When Mao's Cultural Revolution took hold in China in June 1966, Ange Zhang was thirteen years old. Ange's father was a famous writer whose "Yellow River Cantata" was considered by many to be the anthem of the Chinese Revolution. Shortly after the revolution began,many of Ange's classmates joined the Red Guard, Mao's youth movement, and they drove their teachers out of the classrooms. Ange and his friends now spent their days memorizing Mao's quotations and pasting posters in the streets. But in the weeks that follow Ange discovered that his father's fame as a writer now meant that he was a target of the new regime and that Ange himself was characterized as a "black kid," unable to join the Red Guard. Ange's whole world had fallen apart.When his father was arrested, he began to question everything that was happening in his country. He secretly read every book in his father's library, and through his reading discovered the beginnings of another view of the world.
Finally, Ange was forced to join many other young urban Chinese students in the countryside for re-education. While life in the village was challenging physically, Ange found emotional space to develop his own artistic talent.

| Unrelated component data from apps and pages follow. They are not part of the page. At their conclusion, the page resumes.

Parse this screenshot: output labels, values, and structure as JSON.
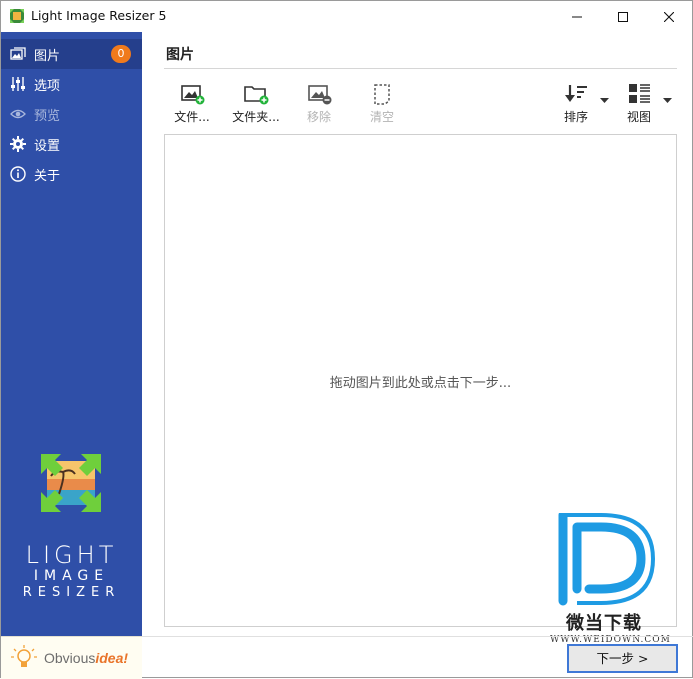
{
  "window": {
    "title": "Light Image Resizer 5",
    "icons": {
      "app": "app-logo-icon",
      "minimize": "minimize-icon",
      "maximize": "maximize-icon",
      "close": "close-icon"
    }
  },
  "sidebar": {
    "items": [
      {
        "label": "图片",
        "icon": "images-icon",
        "badge": "0",
        "active": true
      },
      {
        "label": "选项",
        "icon": "sliders-icon"
      },
      {
        "label": "预览",
        "icon": "eye-icon",
        "disabled": true
      },
      {
        "label": "设置",
        "icon": "gear-icon"
      },
      {
        "label": "关于",
        "icon": "info-icon"
      }
    ],
    "brand": {
      "line1": "LIGHT",
      "line2": "IMAGE",
      "line3": "RESIZER"
    },
    "vendor": {
      "part1": "Obvious",
      "part2": "idea!"
    },
    "colors": {
      "background": "#2f4fa8",
      "active": "#253f8c",
      "badge": "#f07a1c"
    }
  },
  "main": {
    "section_title": "图片",
    "toolbar": {
      "files": "文件...",
      "folder": "文件夹...",
      "remove": "移除",
      "clear": "清空",
      "sort": "排序",
      "view": "视图"
    },
    "drop_hint": "拖动图片到此处或点击下一步...",
    "next_button": "下一步 >"
  },
  "watermark": {
    "text": "微当下载",
    "url": "WWW.WEIDOWN.COM",
    "color": "#1e9be3"
  }
}
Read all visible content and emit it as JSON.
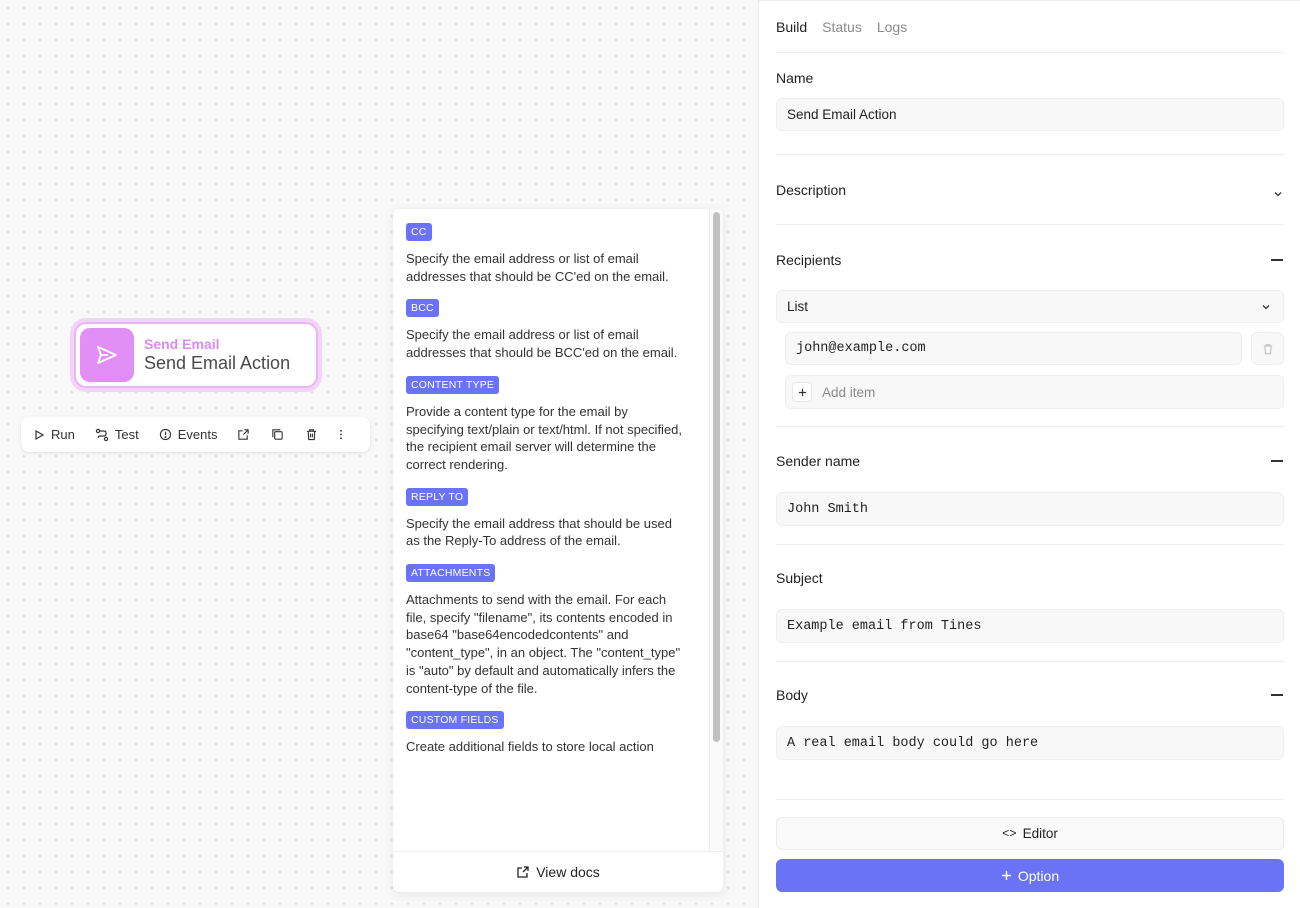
{
  "node": {
    "type_label": "Send Email",
    "name": "Send Email Action",
    "color": "#e18ef6"
  },
  "toolbar": {
    "run": "Run",
    "test": "Test",
    "events": "Events"
  },
  "docs": {
    "items": [
      {
        "tag": "CC",
        "text": "Specify the email address or list of email addresses that should be CC'ed on the email."
      },
      {
        "tag": "BCC",
        "text": "Specify the email address or list of email addresses that should be BCC'ed on the email."
      },
      {
        "tag": "CONTENT TYPE",
        "text": "Provide a content type for the email by specifying text/plain or text/html. If not specified, the recipient email server will determine the correct rendering."
      },
      {
        "tag": "REPLY TO",
        "text": "Specify the email address that should be used as the Reply-To address of the email."
      },
      {
        "tag": "ATTACHMENTS",
        "text": "Attachments to send with the email. For each file, specify \"filename\", its contents encoded in base64 \"base64encodedcontents\" and \"content_type\", in an object. The \"content_type\" is \"auto\" by default and automatically infers the content-type of the file."
      },
      {
        "tag": "CUSTOM FIELDS",
        "text": "Create additional fields to store local action"
      }
    ],
    "view_docs": "View docs"
  },
  "panel": {
    "tabs": [
      "Build",
      "Status",
      "Logs"
    ],
    "name_label": "Name",
    "name_value": "Send Email Action",
    "description_label": "Description",
    "recipients_label": "Recipients",
    "recipients_type": "List",
    "recipients_items": [
      "john@example.com"
    ],
    "add_item": "Add item",
    "sender_label": "Sender name",
    "sender_value": "John Smith",
    "subject_label": "Subject",
    "subject_value": "Example email from Tines",
    "body_label": "Body",
    "body_value": "A real email body could go here",
    "editor_btn": "Editor",
    "option_btn": "Option"
  },
  "colors": {
    "accent": "#6a73f5",
    "node": "#e18ef6"
  }
}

Gr. 5-8. In a straightforward, unemotional manner, this autobiography tells of a teenager's coming-of-age during China's Cultural Revolution. Thirteen years old in 1966, Ange takes pride in his father's standing as a writer and Red Army officer until the Red Guards suddenly denounce his father as a counter-revolutionary. Wanting desperately to belong, Ange joins a Red Guard group. But a violent encounter opens his mind to questions, and reading forbidden books by Western authors opens his thoughts. Sent to a farm in 1968, Ange works hard in the fields, continues to read, and rediscovers his love of art. The book ends with a brief epilogue on later events in his life and an excellent, seven-page section entitled "China's Cultural Revolution."On nearly every page, Zhang's distinctive artwork opens a window into his past. At times painterly, at times reminiscent of silk-screened posters, his computer-assisted illustrations are beautifully composed and often dramatic. The book also includes reproductions of period posters, artifacts, and black-and-white photos. Reminiscent of A Little Tiger in the Chinese Night: An Autobiography in Art (1993) by Song Nan Zhang, a fellow Chinese-Canadian artist, this handsome book provides a memorable introduction to the Cultural Revolution.